2. Standardize work requirements so that workers can have the freedom to work more efficiently.
3. Train workers in more than one task to reduce fluctuations in workloads.
4. Have more workers on hand instead of fewer, cross training them so that they can be employed full time on regular schedules.

 The point of these guidelines is to create value for employees. To them, a valuable job would have fair pay; a stable schedule; management that is respectful; engaging tasks that are aligned to the worker’s abilities (emotionally and physically) and intellect;, and, I would add, accessibility by reasonable transportation. Structuring a new business in this way or restructuring an existing one, results in a mindset for owners in which employees are viewed as assets instead of expenses. Here’s how these guidelines function when applied in my own business, United Sewing and Design.

Read More!

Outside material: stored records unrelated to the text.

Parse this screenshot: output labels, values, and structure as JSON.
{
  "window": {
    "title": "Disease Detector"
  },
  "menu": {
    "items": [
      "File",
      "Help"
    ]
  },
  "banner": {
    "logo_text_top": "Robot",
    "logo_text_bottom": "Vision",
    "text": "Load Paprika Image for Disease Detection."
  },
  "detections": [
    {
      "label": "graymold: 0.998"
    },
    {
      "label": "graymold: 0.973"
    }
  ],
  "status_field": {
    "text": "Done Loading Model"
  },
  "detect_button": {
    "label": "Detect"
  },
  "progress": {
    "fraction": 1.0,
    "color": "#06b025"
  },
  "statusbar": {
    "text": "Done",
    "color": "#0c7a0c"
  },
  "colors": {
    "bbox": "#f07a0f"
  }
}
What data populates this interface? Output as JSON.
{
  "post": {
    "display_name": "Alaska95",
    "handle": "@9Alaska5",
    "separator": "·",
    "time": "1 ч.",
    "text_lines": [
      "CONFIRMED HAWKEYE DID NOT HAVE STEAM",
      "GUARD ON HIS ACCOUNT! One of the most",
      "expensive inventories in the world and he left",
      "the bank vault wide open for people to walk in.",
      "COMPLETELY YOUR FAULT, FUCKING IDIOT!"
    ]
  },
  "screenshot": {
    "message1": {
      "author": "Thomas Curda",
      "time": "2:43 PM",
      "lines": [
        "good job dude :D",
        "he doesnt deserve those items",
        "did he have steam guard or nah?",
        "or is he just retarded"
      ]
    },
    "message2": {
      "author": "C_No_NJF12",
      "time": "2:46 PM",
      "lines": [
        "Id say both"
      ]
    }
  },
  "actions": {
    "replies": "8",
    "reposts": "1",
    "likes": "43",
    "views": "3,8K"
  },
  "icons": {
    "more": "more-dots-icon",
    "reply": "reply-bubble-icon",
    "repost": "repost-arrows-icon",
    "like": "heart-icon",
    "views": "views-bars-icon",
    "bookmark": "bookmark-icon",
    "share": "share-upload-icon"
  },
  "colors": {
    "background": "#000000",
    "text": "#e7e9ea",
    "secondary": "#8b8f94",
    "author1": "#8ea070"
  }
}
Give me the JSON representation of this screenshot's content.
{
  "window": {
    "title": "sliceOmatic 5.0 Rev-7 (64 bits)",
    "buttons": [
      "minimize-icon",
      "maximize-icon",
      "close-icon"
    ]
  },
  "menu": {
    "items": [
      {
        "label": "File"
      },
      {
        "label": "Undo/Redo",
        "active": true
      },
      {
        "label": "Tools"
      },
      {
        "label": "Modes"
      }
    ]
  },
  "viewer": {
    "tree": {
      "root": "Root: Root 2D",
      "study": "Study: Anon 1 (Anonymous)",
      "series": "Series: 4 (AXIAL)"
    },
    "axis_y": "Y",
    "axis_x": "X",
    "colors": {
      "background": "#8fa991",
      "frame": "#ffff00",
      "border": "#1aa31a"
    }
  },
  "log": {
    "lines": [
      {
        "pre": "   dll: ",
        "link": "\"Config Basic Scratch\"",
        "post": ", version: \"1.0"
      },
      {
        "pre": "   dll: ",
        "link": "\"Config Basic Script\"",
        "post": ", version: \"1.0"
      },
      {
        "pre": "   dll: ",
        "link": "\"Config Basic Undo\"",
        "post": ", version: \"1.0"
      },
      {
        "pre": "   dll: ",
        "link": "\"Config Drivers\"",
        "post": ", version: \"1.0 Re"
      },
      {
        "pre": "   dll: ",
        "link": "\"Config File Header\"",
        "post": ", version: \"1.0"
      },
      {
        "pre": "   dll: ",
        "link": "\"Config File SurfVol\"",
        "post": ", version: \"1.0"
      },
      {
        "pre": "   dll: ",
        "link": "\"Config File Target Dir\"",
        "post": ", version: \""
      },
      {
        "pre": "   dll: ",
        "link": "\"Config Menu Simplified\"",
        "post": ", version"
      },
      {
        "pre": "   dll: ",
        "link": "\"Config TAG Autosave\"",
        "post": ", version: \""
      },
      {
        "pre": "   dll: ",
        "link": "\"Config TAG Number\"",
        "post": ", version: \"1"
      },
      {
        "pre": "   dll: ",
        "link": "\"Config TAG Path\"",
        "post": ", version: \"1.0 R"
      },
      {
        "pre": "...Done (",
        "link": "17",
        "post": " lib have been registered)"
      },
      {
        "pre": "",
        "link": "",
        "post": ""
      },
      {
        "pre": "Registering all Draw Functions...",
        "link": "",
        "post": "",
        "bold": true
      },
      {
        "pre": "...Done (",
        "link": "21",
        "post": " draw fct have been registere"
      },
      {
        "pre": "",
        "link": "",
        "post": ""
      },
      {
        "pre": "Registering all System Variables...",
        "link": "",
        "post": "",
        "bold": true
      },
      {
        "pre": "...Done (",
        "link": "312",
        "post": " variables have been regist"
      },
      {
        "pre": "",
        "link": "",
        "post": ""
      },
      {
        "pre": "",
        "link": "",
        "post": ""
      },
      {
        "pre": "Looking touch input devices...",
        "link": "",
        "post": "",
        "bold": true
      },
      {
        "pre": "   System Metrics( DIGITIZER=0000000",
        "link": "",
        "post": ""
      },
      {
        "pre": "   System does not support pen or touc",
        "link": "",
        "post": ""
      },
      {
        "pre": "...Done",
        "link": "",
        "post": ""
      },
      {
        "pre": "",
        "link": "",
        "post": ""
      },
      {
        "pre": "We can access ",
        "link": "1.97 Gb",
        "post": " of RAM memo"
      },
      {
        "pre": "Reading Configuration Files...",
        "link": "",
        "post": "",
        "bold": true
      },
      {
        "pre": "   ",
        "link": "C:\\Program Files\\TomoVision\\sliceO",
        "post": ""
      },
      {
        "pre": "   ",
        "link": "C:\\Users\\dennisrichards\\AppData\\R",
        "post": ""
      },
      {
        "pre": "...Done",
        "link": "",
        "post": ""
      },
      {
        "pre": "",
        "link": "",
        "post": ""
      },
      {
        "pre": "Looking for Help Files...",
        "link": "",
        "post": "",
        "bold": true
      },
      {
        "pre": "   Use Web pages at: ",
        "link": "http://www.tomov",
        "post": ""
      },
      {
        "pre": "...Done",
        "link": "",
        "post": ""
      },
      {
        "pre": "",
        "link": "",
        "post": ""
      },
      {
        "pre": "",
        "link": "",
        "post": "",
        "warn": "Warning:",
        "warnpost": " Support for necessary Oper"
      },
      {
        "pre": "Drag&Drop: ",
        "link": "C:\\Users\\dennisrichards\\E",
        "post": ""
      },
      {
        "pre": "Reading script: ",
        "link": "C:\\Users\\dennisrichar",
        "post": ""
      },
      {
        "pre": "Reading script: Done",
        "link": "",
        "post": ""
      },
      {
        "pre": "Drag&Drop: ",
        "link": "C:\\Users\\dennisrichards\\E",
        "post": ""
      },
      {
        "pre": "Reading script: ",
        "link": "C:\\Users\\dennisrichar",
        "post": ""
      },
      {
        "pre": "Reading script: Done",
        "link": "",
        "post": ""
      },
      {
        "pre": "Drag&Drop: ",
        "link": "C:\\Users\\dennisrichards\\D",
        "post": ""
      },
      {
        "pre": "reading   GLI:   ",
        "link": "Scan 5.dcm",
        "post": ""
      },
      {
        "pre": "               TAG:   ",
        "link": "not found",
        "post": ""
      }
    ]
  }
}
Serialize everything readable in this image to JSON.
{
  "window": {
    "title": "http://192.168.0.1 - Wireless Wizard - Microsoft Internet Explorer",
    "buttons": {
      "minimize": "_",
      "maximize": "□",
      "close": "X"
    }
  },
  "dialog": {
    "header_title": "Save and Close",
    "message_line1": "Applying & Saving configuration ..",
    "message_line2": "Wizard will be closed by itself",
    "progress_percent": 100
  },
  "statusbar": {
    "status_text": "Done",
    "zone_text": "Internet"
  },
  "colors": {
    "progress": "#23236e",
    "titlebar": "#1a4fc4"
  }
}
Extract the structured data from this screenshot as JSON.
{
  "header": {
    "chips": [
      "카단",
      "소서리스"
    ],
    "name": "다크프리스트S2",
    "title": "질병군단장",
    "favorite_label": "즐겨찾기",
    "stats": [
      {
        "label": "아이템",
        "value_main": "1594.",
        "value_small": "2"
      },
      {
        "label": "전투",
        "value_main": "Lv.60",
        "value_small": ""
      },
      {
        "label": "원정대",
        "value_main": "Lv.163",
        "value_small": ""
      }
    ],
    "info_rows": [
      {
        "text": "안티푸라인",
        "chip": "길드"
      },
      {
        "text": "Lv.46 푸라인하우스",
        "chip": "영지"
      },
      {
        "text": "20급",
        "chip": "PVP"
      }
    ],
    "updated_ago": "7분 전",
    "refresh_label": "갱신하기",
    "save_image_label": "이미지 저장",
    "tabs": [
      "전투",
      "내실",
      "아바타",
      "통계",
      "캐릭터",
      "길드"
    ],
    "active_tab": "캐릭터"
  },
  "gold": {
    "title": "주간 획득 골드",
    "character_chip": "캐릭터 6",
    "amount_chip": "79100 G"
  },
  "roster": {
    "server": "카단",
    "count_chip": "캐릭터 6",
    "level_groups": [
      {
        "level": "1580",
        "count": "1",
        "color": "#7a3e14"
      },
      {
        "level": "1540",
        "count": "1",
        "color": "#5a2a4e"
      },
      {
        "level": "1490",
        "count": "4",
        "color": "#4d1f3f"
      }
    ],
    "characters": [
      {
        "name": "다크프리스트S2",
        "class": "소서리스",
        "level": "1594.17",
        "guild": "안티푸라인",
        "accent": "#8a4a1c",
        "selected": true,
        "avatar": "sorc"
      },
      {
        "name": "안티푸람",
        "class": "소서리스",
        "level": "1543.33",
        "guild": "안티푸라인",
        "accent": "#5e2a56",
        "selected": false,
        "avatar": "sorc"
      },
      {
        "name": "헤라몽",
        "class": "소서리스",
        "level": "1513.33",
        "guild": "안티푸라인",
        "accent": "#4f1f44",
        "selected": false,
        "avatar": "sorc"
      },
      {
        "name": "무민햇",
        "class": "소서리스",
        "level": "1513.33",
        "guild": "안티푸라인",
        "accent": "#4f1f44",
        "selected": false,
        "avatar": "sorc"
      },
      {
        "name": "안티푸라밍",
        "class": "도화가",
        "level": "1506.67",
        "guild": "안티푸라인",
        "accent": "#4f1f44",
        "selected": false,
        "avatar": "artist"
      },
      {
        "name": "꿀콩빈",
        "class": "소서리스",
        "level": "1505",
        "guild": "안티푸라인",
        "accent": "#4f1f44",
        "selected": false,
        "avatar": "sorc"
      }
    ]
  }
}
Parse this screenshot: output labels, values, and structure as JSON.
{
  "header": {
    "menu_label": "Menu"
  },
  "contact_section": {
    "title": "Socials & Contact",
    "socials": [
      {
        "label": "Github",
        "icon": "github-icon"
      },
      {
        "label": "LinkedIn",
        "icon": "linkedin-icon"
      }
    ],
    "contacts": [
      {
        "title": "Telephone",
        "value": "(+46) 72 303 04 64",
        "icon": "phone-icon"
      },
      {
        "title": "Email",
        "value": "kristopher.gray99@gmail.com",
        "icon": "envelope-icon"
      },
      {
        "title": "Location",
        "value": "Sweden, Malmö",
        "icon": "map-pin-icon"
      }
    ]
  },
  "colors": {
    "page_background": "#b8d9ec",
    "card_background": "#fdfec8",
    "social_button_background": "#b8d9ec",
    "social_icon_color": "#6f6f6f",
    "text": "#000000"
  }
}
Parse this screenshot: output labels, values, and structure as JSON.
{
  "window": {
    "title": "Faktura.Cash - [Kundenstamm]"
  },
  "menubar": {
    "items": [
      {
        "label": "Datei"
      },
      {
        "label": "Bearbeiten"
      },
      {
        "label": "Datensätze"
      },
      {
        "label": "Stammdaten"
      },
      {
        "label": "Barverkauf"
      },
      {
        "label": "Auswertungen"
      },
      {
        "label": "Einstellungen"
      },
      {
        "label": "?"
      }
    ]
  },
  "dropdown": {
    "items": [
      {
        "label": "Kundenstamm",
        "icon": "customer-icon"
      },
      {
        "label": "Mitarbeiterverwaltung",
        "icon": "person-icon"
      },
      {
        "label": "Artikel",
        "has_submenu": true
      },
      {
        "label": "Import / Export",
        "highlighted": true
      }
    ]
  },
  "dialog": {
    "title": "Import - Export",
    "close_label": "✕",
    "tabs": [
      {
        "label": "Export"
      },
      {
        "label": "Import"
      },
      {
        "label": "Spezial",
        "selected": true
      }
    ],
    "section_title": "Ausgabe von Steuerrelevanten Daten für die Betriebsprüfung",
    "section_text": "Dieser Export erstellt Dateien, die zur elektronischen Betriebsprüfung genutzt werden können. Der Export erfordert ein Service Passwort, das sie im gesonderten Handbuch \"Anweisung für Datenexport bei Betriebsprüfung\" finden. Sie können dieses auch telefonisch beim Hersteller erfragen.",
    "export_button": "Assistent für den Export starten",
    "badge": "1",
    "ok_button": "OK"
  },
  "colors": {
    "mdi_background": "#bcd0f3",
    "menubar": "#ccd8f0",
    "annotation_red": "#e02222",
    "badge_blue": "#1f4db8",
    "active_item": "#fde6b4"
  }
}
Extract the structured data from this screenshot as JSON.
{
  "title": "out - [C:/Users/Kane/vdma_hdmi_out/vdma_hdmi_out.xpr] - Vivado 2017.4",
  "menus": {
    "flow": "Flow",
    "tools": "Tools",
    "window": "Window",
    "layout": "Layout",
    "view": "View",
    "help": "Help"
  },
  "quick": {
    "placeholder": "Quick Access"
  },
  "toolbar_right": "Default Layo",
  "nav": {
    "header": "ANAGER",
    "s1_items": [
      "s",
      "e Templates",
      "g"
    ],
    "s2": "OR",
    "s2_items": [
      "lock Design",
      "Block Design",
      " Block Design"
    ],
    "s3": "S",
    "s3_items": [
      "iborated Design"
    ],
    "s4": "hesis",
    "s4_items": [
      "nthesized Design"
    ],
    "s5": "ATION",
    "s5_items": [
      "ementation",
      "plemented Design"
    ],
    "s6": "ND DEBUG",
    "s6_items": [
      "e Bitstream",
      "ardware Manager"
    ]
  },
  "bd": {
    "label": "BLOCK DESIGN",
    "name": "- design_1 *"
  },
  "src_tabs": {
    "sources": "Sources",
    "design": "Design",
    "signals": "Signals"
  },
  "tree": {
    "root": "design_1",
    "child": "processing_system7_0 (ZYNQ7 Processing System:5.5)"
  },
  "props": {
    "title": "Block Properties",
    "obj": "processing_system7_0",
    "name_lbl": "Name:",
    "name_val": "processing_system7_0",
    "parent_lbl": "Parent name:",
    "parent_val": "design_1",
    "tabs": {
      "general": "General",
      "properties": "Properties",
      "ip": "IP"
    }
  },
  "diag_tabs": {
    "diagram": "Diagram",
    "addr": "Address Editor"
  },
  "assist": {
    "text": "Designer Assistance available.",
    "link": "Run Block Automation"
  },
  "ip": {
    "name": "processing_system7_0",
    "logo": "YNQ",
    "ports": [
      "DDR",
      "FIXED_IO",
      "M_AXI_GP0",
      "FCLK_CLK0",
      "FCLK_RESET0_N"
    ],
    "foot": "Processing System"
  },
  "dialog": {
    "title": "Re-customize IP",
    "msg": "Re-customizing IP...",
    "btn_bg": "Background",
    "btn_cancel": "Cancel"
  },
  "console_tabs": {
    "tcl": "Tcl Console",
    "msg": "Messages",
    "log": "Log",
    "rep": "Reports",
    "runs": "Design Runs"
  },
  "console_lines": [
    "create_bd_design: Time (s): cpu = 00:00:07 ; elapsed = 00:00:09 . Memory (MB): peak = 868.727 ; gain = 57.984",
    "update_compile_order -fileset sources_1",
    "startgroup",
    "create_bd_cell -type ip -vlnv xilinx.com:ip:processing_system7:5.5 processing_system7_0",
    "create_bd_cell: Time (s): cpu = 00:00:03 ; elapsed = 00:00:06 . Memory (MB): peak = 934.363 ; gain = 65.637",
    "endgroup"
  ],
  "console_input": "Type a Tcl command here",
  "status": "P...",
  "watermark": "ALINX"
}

Why Successful Apparel Manufacturers Should Create “Good Jobs”

The Good Jobs Strategy by Zeynep TonA few years ago, I wrote a blog post on the concepts in Zeynep Ton’s insightful book, “The Good Jobs Strategy: How the Smartest Companies Invest in Employees to Lower Costs and Boost Profits.” Here’s an updated version with links to more meaty info.

Frequently, the expenses associated with hiring in the United States (a fair wage, predictable hours, a respectful workplace) are given as reasons not to attempt apparel manufacturing in the U.S. How can we change this mentality?

Read, internalize, then apply “The Good Jobs Strategy.” Ton’s research and conclusions are sound.

In “The Good Jobs Strategy”, Ton details methods for becoming a company that uses a “virtuous” cycle instead of a “vicious” cycle as the heart of a business. As a graduate of the Sloan School of Management, and an adjunct associate professor in the Operations Management group at MIT Sloan School of Management, Ton researched companies with successful methods honed to perfection such as Trader Joe’s, and Costco.

She breaks down the virtuous strategy into four “operational choices,” proving that these “allow (industries) to deliver value to employees, customers and investors all at the same time.” Although her book primarily uses retail businesses as examples, these methods could easily be adapted to manufacturing. They are:

Read More!